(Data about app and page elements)
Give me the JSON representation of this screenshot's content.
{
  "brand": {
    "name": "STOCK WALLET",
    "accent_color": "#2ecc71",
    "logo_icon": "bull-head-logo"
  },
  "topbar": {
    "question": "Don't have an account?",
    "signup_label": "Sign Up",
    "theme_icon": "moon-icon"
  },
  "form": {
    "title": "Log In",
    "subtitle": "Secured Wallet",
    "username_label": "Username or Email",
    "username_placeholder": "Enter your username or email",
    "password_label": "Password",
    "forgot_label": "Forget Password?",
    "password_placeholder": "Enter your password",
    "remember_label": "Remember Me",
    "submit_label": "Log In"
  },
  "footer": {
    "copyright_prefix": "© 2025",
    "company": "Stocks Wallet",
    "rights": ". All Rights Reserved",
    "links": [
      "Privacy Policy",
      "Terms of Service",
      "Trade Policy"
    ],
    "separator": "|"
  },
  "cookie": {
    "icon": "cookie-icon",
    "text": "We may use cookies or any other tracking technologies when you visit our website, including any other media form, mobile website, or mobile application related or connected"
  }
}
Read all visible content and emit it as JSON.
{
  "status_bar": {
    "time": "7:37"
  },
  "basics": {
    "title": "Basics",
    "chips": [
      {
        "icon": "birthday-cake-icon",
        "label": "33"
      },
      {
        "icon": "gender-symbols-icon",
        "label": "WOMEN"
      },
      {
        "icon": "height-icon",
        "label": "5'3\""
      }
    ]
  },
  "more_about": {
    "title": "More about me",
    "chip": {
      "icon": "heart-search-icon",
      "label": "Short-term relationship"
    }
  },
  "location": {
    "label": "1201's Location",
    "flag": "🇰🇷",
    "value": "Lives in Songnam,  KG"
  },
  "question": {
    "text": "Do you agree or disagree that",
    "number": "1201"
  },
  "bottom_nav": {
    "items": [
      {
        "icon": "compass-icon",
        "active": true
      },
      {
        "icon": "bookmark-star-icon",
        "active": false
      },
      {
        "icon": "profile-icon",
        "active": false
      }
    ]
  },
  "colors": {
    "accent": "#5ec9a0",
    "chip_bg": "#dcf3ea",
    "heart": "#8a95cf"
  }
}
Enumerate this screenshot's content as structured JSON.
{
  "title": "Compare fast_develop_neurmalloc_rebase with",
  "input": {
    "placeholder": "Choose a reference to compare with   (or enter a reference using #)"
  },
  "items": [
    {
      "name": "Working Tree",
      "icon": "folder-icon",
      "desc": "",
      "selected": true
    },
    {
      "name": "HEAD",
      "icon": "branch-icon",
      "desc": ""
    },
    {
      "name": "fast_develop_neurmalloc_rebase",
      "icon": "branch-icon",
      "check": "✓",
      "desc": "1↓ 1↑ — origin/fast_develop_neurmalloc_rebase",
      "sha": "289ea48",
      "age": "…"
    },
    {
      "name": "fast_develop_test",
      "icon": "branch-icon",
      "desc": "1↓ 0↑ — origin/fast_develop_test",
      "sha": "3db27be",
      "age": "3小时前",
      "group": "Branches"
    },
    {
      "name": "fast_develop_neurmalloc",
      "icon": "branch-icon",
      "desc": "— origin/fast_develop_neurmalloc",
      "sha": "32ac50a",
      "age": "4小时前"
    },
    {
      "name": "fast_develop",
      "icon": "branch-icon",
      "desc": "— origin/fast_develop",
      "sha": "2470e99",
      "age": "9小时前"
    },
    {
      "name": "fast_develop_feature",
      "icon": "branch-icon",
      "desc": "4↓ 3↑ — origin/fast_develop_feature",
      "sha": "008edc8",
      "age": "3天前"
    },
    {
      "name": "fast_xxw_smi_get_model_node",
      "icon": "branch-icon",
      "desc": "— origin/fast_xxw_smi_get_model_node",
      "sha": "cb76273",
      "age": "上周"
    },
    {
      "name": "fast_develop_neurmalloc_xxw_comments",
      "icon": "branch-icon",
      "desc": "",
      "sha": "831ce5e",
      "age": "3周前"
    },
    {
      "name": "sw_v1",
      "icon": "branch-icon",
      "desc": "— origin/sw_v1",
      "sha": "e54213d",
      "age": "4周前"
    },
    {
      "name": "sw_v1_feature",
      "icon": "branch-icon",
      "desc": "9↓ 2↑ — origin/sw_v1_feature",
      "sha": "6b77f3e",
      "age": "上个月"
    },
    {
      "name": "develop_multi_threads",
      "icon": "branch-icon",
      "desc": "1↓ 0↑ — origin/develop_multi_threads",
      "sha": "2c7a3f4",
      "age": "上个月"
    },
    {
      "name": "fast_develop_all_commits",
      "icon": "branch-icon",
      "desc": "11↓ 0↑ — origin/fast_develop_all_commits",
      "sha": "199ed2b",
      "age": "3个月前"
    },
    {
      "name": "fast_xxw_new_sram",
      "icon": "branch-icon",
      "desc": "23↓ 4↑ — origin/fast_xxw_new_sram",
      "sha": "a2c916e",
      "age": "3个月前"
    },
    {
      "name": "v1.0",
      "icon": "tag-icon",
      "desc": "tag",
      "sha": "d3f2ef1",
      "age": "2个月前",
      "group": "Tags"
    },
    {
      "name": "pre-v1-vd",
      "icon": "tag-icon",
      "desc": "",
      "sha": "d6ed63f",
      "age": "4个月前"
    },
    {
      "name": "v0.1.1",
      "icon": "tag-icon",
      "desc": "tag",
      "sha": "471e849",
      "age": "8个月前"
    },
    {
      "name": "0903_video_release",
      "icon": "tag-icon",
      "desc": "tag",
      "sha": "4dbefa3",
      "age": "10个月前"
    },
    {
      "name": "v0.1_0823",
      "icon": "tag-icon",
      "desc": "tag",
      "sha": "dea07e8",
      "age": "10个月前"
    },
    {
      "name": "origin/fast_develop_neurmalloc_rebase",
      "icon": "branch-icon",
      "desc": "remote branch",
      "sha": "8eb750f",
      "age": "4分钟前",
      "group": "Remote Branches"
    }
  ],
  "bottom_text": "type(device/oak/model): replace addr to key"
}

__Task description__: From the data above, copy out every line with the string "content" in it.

__Response below__:
Give me the JSON representation of this screenshot's content.
Read all visible content and emit it as JSON.
Enumerate this screenshot's content as structured JSON.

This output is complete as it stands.